His triumph had such a magnitude that, although it was distributed over two days, still the time would not suffice, but much of what had been prepared could not find a place in the spectacle, enough to dignify and adorn another triumphal procession.
Inscriptions borne in advance of the procession indicated the nations over which he triumphed. These were: Pontus, Armenia, Cappadocia, Paphlagonia, Media, Colchis, Iberia, Albania, Syria, Cilicia, Mesopotamia, Phoenicia and Palestine, Judaea, Arabia, and all the power of the pirates by sea and land which had been overthrown. Among these peoples no less than a thousand strongholds had been captured, according to the inscriptions, and cities not much under nine hundred in number, besides eight hundred piratical ships, while thirty-nine cities had been founded.

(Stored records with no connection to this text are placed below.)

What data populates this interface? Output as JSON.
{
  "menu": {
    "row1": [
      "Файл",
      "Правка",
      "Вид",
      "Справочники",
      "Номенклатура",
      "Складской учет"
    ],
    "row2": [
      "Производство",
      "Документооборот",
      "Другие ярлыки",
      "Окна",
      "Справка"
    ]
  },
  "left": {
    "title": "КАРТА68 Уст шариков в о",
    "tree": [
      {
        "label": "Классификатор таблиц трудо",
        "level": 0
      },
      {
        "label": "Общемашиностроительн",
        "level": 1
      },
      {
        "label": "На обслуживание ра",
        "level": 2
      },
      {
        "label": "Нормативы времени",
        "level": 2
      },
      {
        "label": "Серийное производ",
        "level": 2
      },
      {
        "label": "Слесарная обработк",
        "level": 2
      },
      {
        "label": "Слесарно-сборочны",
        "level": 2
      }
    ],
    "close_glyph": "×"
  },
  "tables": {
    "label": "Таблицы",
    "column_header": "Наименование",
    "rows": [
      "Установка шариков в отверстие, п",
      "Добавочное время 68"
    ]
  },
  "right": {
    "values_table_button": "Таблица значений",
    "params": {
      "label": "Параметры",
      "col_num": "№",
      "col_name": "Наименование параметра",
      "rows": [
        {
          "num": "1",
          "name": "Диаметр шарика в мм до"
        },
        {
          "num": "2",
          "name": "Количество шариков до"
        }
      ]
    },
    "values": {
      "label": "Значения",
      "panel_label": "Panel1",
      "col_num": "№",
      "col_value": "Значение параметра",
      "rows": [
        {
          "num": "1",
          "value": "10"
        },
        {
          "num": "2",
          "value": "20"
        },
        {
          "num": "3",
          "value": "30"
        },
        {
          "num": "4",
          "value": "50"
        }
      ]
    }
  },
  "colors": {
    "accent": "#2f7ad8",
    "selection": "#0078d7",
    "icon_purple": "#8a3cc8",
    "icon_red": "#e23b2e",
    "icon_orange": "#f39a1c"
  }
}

In addition to all this the inscriptions set forth that whereas the public revenues from taxes had been fifty million drachmas, they were receiving from the additions which Pompey had made to the city’s power eighty-five million, and that he was bringing into the public treasury in coined money and vessels of gold and silver twenty thousand talents, apart from the money which had been given to his soldiers, of whom the one whose share was the smallest had received fifteen hundred drachmas.
The captives led in triumph, besides the chief pirates, were the son of Tigranes the Armenian with his wife and daughter, Zosime, a wife of King Tigranes himself, Aristobulus, king of the Jews, a sister and five children of Mithridates, Scythian women, and hostages given by the Iberians, by the Albanians, and by the king of Commagene; there were also very many trophies, equal in number to all the battles in which Pompey had been victorious either in person or in the persons of his lieutenants.
Plutarch, Life of Pompey 45.
Rejoice greatly, O daughter of Zion!
Shout aloud, O daughter of Jerusalem!
Lo, your king comes to you; triumphant and victorious is he, humble and riding on an ass, on a colt the foal of an ass.